Movember – Prostate Cancer


The Month of November is dedicated to Men’s Health, including Prostate Cancer, Testicular Cancer, Mental Health & Suicide Prevention.

Across the world, men die an average six years younger than women, and for reasons that are largely preventable. Which means that it doesn’t have to be that way: we can all take action to live healthier, happier and longer lives.



Prostate cancer is the most commonly diagnosed cancer in Australian men. It’s already killing hundreds of thousands of men each year, and those who survive face serious side effects.

Prostate Cancer - Facts
  • More than 3000 men die of prostate cancer every year.
  • More men die of prostate cancer than women die of breast cancer.
  • Men who are of African or Caribbean descent, & men who have a family history (brother or father), are 2.5 times more likely to get Prostate Cancer.
  • The risk of getting prostate cancer by the age of 75 is 1 in 7 men.
  • By the age of 85, this increases to 1 in 5.
  • If detected early – 98% chance of survival beyond 5 years.
  • If detected late – 26% chance of survival beyond 5 years.


Only men have a prostate. It is a small gland that sits below the bladder near the rectum. It surrounds the urethra, the passage in the penis through which urine and semen pass. The prostate gland is part of the male reproductive system. It produces most of the fluid that makes up semen that enriches sperm. The prostate needs the male hormone testosterone to grow and develop. The prostate is often described as being the size of a walnut and it is normal for it to grow as men age. Sometimes this can cause problems, such as difficulty urinating.

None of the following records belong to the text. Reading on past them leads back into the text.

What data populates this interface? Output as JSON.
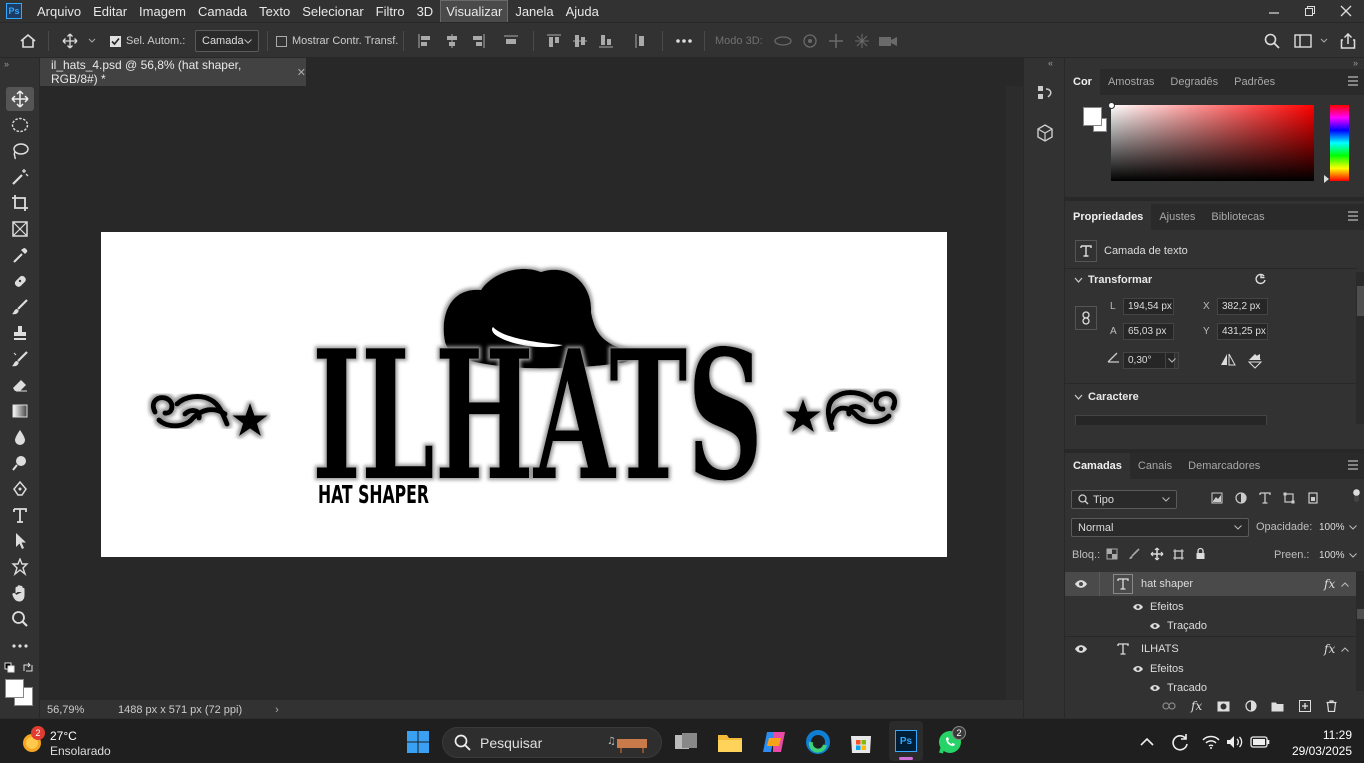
{
  "menubar": {
    "app_icon": "Ps",
    "items": [
      "Arquivo",
      "Editar",
      "Imagem",
      "Camada",
      "Texto",
      "Selecionar",
      "Filtro",
      "3D",
      "Visualizar",
      "Janela",
      "Ajuda"
    ],
    "active_item": "Visualizar"
  },
  "optionsbar": {
    "auto_select_label": "Sel. Autom.:",
    "auto_select_checked": true,
    "auto_select_target": "Camada",
    "show_transform_label": "Mostrar Contr. Transf.",
    "mode_3d_label": "Modo 3D:"
  },
  "document": {
    "tab_title": "il_hats_4.psd @ 56,8% (hat shaper, RGB/8#) *",
    "zoom": "56,79%",
    "size_info": "1488 px x 571 px (72 ppi)"
  },
  "artwork": {
    "main_text": "ILHATS",
    "sub_text": "HAT SHAPER",
    "color": "#000000"
  },
  "color_panel": {
    "tabs": [
      "Cor",
      "Amostras",
      "Degradês",
      "Padrões"
    ],
    "active_tab": "Cor",
    "foreground": "#ffffff",
    "background": "#ffffff",
    "hue_color": "#ff0000"
  },
  "properties": {
    "tabs": [
      "Propriedades",
      "Ajustes",
      "Bibliotecas"
    ],
    "active_tab": "Propriedades",
    "layer_kind": "Camada de texto",
    "transform_title": "Transformar",
    "w_label": "L",
    "w": "194,54 px",
    "x_label": "X",
    "x": "382,2 px",
    "h_label": "A",
    "h": "65,03 px",
    "y_label": "Y",
    "y": "431,25 px",
    "angle": "0,30°",
    "character_title": "Caractere"
  },
  "layers_panel": {
    "tabs": [
      "Camadas",
      "Canais",
      "Demarcadores"
    ],
    "active_tab": "Camadas",
    "filter_kind": "Tipo",
    "blend_mode": "Normal",
    "opacity_label": "Opacidade:",
    "opacity": "100%",
    "lock_label": "Bloq.:",
    "fill_label": "Preen.:",
    "fill": "100%",
    "layers": [
      {
        "name": "hat shaper",
        "effects_label": "Efeitos",
        "effect": "Traçado",
        "selected": true
      },
      {
        "name": "ILHATS",
        "effects_label": "Efeitos",
        "effect": "Traçado",
        "selected": false
      }
    ]
  },
  "taskbar": {
    "weather_temp": "27°C",
    "weather_desc": "Ensolarado",
    "weather_badge": "2",
    "search_placeholder": "Pesquisar",
    "whatsapp_badge": "2",
    "time": "11:29",
    "date": "29/03/2025"
  }
}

These problems are common in older men and not always symptoms or signs of cancer.


Prostate cancer occurs when abnormal cells develop in the prostate. These abnormal cells can continue to multiply in an uncontrolled way and sometimes spread outside the prostate into nearby or distant parts of the body. Prostate cancer is generally a slow growing disease and the majority of men with low grade prostate cancer live for many years without symptoms and without it spreading and becoming life-threatening. However, high grade disease spreads quickly and can be lethal. Appropriate management is key.

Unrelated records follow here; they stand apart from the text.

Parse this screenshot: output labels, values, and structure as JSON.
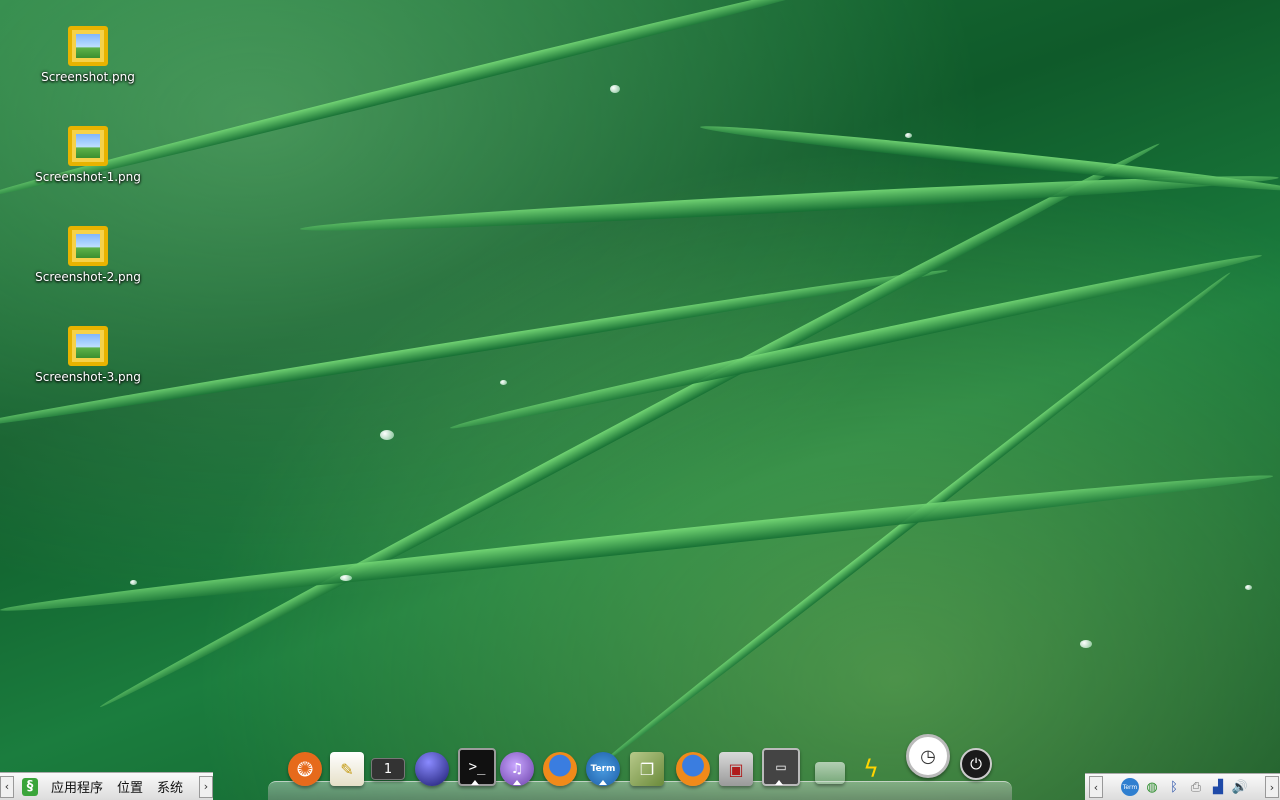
{
  "desktop": {
    "icons": [
      {
        "label": "Screenshot.png"
      },
      {
        "label": "Screenshot-1.png"
      },
      {
        "label": "Screenshot-2.png"
      },
      {
        "label": "Screenshot-3.png"
      }
    ]
  },
  "panel": {
    "menus": [
      "应用程序",
      "位置",
      "系统"
    ],
    "left_arrow": "‹",
    "right_arrow": "›"
  },
  "dock": {
    "workspace_number": "1",
    "term_label": "Term",
    "items": [
      "ubuntu-logo-icon",
      "text-editor-icon",
      "workspace-switcher-icon",
      "eclipse-icon",
      "terminal-icon",
      "pidgin-icon",
      "firefox-icon",
      "term-app-icon",
      "book-icon",
      "firefox-2-icon",
      "package-manager-icon",
      "monitor-icon",
      "trash-icon",
      "battery-icon",
      "clock-icon",
      "power-icon"
    ]
  },
  "tray": {
    "left_arrow": "‹",
    "right_arrow": "›",
    "term_label": "Term",
    "icons": [
      "term-tray-icon",
      "network-icon",
      "bluetooth-icon",
      "printer-icon",
      "signal-icon",
      "volume-icon"
    ]
  },
  "colors": {
    "panel_bg": "#e6e6e6",
    "icon_frame": "#e8b300",
    "wallpaper": "#1b7d3e"
  }
}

Not everyone experiences symptoms of prostate cancer. Many times, signs of prostate cancer are first detected by a doctor during a routine check-up.

Some men, however, will experience changes in urinary or sexual function that might indicate the presence of prostate cancer.

  • A need to urinate frequently, especially at night
  • Difficulty starting urination or holding back urine
  • Weak or interrupted flow of urine
  • Painful or burning urination
  • Difficulty in having an erection
  • Painful ejaculation
  • Blood in urine or semen
  • Frequent pain or stiffness in the lower back, hips, or upper thighs


It’s a simple routine blood test.

It’s used to determine the measurement of Prostate Specific Antigen (PSA) concentration in the blood, it is the primary method of testing for prostate cancer. If you’re 50, you should be talking to your doctor about PSA testing. If you’re of African or Caribbean descent, you need to start that conversation at 45. And if you have a brother or father with prostate cancer in their history, do it at 45.

It is important that if you are experiencing anything which is not normal for you to speak to you GP.

For more information on Prostate Cancer click on the below links: